  • Timed Mission: Mayhem and the Speed Round each had a strict 20 second time limit. Though you could still get points in the Speed Round for the questions you did get right (5 points a piece), Mayhem was usually all or nothing for 50 points, with very few games offering incremental points for partial success.
  • Title Scream: The audience did this in response to Mr. Voiceman's question in the show's intro.
  • Transatlantic Equivalent: Double Dare would be it's closest kin for American children's game shows, but Uh Oh! was less based on trivia and added a lot of varied gameplay options, for better or worse.
  • Vacation Episode: The Slime Tour always took place in a different random Canadian city (hence calling it a "tour"), with some rounds even taking place in Canada's territories! The location was always given until the round became Field Games in 2002.
  • Worth It: Some contestants had this reaction if their teammate got slimed, though depending on how they were doing in-game, it could be either because of how memorable and fun the slimings usually are, or as revenge for them getting you slimed earlier on.


Video Example(s):


Uh Oh Deluxe

Introduced in the second season of Uh Oh!, Uh Oh Deluxe gives the player a chance to score 75 points. But if they guess wrong, their partner gets double the sliming.
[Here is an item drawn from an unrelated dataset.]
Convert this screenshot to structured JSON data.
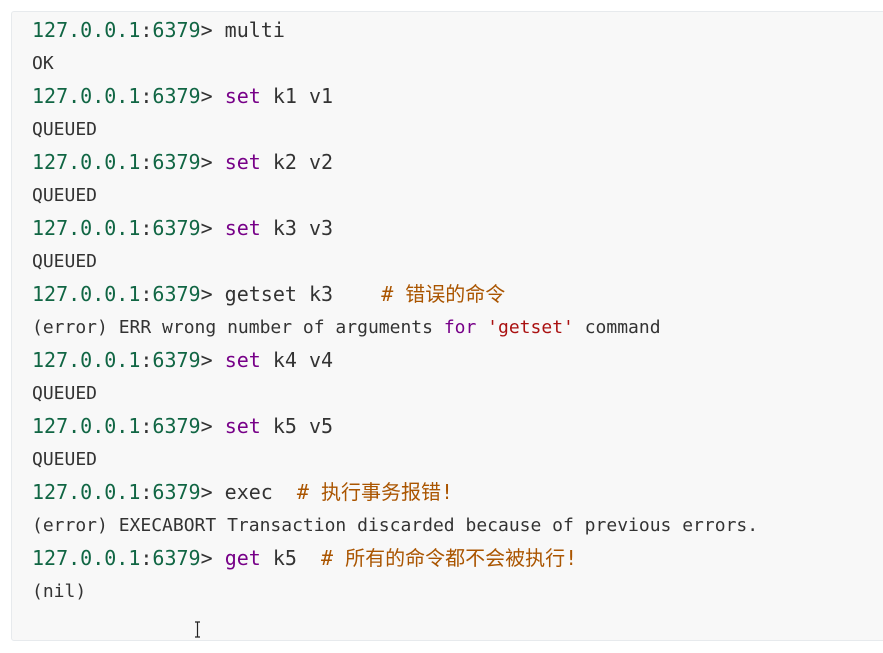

How well does it match the trope?

5 (2 votes)

Example of:

Main / CoveredInGunge

Media sources: